I learned enough to impress my college professors when going for my Wildlife Management degree, and my fellow officers when I was a gamewarden, but didn't have a 5th of the knowledge/ability of those old men. I practiced it, they lived it!
 
Posts: 649 | Location: Clovis, New Mexico | Registered: 21 March 2005Reply With QuoteReport This Post
Booshway
posted Hide Post
While we're on the subject,I'm going to try to start doing some leather work again,I've done a little,but nothing worth bragging about.I'm on the lookout for a pattern for simple,rugged moccasins as a starting point for Rondy,and as much everyday as I can get away with,garb.Those hardsole moccs would be great,we don't have to deal with cactus in my area,but sharp basalt,and obsidean can tear up your feet in short order.I'd appreciate any help available.


Beer is proof that God loves us,and wants us to be happy-B. Franklin
 
Posts: 1908 | Location: Oreegun Territory | Registered: 24 March 2013Reply With QuoteReport This Post
Booshway
Picture of Deercop
posted Hide Post
Boartooth, I found a pattern for the Apache moccasins in a little book called Craft Manual of North American Indian Footwear by George M. White.

I got my copy of the book from Crazy Crow several years ago, I think they still carry it.

What's holding me up is finding a source for the parfletche to make the sole.
I was up at the Taos Pueblo awhile back, and found what I was looking for being used to make the heads on traditional drums, but couldn't find anyone who would sell me some. Gonna keep looking...
 
Posts: 649 | Location: Clovis, New Mexico | Registered: 21 March 2005Reply With QuoteReport This Post
Booshway
posted Hide Post
I'm not familiar with parfletche,but if you find a source,I'd like to hear about it,thanks for the lead on patterns


Beer is proof that God loves us,and wants us to be happy-B. Franklin
 
Posts: 1908 | Location: Oreegun Territory | Registered: 24 March 2013Reply With QuoteReport This Post
Booshway
posted Hide Post
I stumbled across a definition of parfleche.It's just the European word for rawhide.Now to acquire some books.....


Beer is proof that God loves us,and wants us to be happy-B. Franklin
 
Posts: 1908 | Location: Oreegun Territory | Registered: 24 March 2013Reply With QuoteReport This Post
Booshway
Picture of Deercop
posted Hide Post
Boartooth,
I'm not sure what the difference in process is, but from what I've seen, most of what is called rawhide is translucent and greasy.
The Parfleche I'm looking for is thick, white and dry.
The Indians up around the Taos,NM area use it for drumheads on traditional drums. Still trying to find source.
 
Posts: 649 | Location: Clovis, New Mexico | Registered: 21 March 2005Reply With QuoteReport This Post
Booshway
Picture of GreyWolf
posted Hide Post
WES HOUSLER
22 BELL CANYON ROAD
CLOUDCROFT, N.M. 88317
E-mail: wes@pvtnetworks.net
(505) 687-3267
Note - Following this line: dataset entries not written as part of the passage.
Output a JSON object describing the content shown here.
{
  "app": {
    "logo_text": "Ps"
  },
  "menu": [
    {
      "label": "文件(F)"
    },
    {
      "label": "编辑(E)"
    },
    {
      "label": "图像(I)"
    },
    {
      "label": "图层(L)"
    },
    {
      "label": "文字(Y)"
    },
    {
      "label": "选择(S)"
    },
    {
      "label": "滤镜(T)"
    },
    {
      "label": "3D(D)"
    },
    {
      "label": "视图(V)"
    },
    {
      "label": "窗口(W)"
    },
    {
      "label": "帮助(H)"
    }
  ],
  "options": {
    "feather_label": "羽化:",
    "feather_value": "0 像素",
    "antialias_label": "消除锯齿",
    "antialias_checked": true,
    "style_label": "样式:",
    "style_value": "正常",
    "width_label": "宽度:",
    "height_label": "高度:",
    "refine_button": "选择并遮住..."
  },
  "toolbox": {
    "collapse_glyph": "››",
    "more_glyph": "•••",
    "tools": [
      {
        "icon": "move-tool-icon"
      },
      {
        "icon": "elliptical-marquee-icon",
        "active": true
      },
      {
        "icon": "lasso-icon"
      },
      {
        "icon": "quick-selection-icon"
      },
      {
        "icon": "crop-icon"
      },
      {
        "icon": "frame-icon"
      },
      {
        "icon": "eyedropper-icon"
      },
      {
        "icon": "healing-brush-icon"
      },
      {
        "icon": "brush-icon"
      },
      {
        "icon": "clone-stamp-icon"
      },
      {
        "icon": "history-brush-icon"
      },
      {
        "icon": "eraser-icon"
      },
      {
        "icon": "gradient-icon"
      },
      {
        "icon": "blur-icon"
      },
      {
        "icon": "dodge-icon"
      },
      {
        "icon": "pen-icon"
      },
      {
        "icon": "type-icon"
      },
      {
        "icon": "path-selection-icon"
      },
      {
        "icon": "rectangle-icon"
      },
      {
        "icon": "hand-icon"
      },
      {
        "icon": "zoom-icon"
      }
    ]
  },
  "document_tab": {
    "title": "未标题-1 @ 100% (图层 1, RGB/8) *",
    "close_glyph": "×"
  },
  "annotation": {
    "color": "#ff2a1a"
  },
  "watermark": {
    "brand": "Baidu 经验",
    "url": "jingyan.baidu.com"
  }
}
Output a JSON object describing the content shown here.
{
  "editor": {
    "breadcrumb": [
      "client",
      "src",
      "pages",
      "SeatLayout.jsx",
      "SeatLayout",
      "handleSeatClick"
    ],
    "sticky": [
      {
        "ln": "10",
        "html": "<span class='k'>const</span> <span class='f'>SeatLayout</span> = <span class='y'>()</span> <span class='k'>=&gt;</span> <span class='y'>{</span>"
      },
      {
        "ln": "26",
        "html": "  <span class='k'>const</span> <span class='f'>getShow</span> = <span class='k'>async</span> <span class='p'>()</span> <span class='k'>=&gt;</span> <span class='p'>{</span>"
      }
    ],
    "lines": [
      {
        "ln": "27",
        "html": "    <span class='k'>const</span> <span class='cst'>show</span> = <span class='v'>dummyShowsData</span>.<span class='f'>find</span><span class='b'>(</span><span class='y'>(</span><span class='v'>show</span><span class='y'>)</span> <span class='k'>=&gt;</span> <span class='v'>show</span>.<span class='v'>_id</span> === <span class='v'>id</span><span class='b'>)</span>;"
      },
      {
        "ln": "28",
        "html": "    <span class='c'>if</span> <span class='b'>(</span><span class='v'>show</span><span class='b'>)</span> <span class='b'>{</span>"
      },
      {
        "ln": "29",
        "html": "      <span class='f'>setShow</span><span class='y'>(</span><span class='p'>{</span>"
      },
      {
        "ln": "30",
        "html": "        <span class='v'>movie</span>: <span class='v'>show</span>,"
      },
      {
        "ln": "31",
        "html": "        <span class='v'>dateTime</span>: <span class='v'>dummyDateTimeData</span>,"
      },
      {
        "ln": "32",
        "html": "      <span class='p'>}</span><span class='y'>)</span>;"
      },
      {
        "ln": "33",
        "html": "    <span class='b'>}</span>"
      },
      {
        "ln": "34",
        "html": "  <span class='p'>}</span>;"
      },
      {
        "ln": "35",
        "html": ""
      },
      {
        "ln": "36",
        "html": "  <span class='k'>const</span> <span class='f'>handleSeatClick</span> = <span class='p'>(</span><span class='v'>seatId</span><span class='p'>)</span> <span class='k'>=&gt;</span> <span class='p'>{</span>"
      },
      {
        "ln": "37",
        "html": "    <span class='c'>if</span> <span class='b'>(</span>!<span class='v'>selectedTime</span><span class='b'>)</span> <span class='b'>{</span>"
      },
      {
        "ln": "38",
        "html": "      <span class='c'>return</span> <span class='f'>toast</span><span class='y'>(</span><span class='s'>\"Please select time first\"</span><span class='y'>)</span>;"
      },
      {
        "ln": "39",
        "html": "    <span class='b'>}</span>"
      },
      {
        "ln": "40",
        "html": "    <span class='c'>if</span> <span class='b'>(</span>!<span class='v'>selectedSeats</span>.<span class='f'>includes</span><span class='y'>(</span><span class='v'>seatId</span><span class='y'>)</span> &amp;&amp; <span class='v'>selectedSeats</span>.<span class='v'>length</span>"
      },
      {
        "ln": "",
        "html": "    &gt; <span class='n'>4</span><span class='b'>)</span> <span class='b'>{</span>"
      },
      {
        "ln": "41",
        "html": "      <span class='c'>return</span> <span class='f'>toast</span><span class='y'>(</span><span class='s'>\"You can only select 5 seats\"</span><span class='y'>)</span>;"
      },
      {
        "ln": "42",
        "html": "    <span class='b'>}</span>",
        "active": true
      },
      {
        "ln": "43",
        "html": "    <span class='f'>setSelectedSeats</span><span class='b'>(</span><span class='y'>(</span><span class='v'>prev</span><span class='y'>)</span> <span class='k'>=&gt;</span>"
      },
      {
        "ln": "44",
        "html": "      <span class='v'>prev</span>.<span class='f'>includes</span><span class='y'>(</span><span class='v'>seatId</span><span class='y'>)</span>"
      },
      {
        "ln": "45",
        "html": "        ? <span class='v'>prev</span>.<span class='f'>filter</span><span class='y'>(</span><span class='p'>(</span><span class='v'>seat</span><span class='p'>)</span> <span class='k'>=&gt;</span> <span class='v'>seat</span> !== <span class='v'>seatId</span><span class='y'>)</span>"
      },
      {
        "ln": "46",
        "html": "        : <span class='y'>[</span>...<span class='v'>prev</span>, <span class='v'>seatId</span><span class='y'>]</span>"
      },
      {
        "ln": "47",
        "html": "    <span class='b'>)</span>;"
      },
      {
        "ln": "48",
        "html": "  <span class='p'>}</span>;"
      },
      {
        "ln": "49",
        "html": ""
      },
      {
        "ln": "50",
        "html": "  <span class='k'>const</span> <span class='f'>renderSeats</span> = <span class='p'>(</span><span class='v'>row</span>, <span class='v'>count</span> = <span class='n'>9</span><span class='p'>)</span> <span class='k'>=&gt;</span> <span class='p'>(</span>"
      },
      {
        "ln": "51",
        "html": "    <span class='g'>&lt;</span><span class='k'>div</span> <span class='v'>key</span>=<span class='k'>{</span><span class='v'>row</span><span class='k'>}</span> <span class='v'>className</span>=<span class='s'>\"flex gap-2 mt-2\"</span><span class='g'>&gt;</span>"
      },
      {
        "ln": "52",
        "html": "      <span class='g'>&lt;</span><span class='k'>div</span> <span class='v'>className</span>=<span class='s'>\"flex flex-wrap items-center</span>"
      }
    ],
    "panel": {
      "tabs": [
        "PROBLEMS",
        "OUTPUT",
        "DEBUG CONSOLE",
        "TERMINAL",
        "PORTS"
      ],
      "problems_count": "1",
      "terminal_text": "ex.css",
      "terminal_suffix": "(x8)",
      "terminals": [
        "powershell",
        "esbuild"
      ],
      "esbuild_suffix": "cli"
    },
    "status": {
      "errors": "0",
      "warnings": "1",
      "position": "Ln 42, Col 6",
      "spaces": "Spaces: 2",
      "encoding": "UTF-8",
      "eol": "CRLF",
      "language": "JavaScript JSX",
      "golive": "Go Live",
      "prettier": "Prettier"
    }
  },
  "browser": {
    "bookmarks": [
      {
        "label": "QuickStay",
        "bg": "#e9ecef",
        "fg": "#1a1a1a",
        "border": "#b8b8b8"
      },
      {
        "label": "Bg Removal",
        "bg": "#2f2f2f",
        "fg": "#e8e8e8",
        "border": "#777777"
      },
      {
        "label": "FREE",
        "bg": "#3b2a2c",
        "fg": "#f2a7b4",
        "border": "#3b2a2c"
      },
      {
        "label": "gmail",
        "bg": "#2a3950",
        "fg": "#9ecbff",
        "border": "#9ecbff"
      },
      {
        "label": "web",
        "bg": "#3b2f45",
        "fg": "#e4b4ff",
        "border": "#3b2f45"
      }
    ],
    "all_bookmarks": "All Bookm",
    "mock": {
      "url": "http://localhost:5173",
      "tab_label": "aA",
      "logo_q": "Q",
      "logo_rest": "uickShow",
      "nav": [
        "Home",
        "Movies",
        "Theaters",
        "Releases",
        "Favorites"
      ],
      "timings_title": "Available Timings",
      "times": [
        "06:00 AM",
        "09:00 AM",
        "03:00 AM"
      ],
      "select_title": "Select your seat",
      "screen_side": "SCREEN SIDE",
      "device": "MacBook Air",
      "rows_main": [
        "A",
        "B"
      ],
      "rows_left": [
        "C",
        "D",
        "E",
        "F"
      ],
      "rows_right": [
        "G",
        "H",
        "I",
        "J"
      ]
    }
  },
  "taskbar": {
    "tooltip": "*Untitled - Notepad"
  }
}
check with Wes - he might know where to get the type you're looking for - most likely custom made though


aka Chuck Burrows
 
Posts: 616 | Location: Southern Rockies | Registered: 03 April 2005Reply With QuoteReport This Post
Booshway
Picture of Deercop
posted Hide Post
I am curious about the "White Latigo" Crazy Crow sells for moccasin soles. Price isn't bad.

Just FYI,check these out..Pueblo Indian Moccasins
 
Posts: 649 | Location: Clovis, New Mexico | Registered: 21 March 2005Reply With QuoteReport This Post
  Powered by Social Strata Page 1 2  
 


2014 Historical Enterprises, LLC